◆ Problem to solve: Go through the data below and copy each line that includes "value".

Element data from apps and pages
◇ ◇ ◇ ◇
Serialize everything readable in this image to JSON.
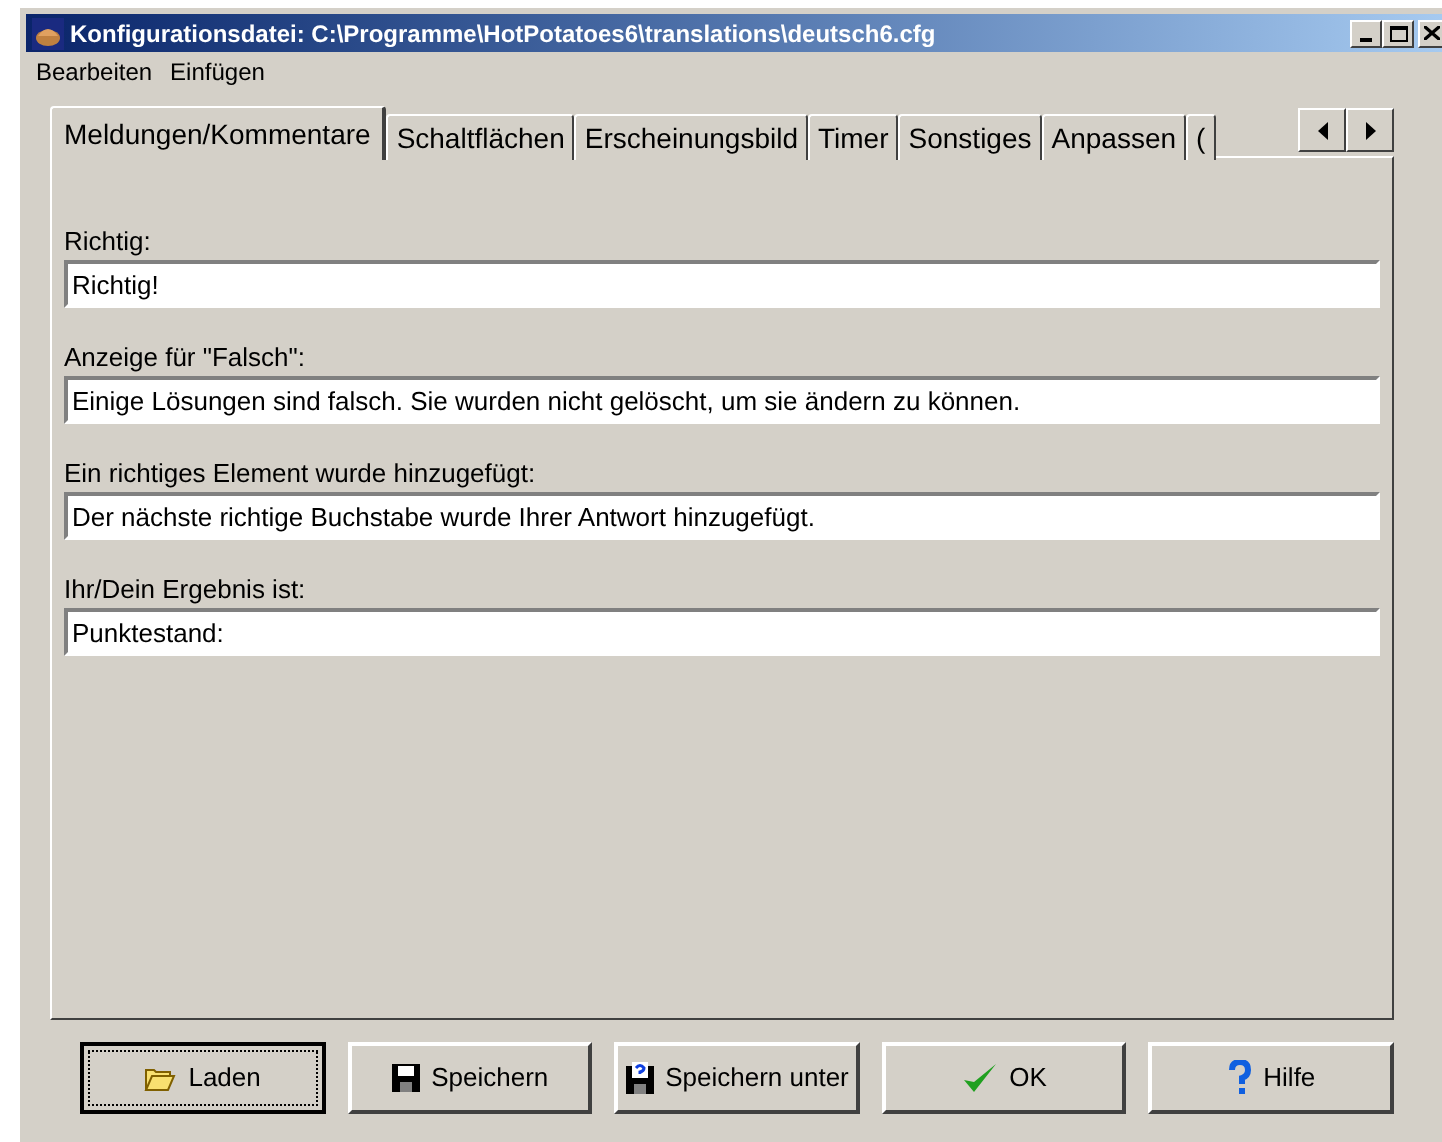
{
  "window": {
    "title": "Konfigurationsdatei: C:\\Programme\\HotPotatoes6\\translations\\deutsch6.cfg"
  },
  "menu": [
    "Bearbeiten",
    "Einfügen"
  ],
  "tabs": [
    {
      "label": "Meldungen/Kommentare",
      "selected": true
    },
    {
      "label": "Schaltflächen",
      "selected": false
    },
    {
      "label": "Erscheinungsbild",
      "selected": false
    },
    {
      "label": "Timer",
      "selected": false
    },
    {
      "label": "Sonstiges",
      "selected": false
    },
    {
      "label": "Anpassen",
      "selected": false
    },
    {
      "label": "(",
      "selected": false
    }
  ],
  "fields": [
    {
      "label": "Richtig:",
      "value": "Richtig!"
    },
    {
      "label": "Anzeige für \"Falsch\":",
      "value": "Einige Lösungen sind falsch. Sie wurden nicht gelöscht, um sie ändern zu können."
    },
    {
      "label": "Ein richtiges Element wurde hinzugefügt:",
      "value": "Der nächste richtige Buchstabe wurde Ihrer Antwort hinzugefügt."
    },
    {
      "label": "Ihr/Dein Ergebnis ist:",
      "value": "Punktestand:"
    }
  ],
  "buttons": [
    {
      "kind": "open",
      "label": "Laden",
      "focused": true
    },
    {
      "kind": "save",
      "label": "Speichern",
      "focused": false
    },
    {
      "kind": "saveas",
      "label": "Speichern unter",
      "focused": false
    },
    {
      "kind": "ok",
      "label": "OK",
      "focused": false
    },
    {
      "kind": "help",
      "label": "Hilfe",
      "focused": false
    }
  ]
}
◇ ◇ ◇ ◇
◆ Answer box:
      "value": "Richtig!"
      "value": "Einige Lösungen sind falsch. Sie wurden nicht gelöscht, um sie ändern zu können."
      "value": "Der nächste richtige Buchstabe wurde Ihrer Antwort hinzugefügt."
      "value": "Punktestand:"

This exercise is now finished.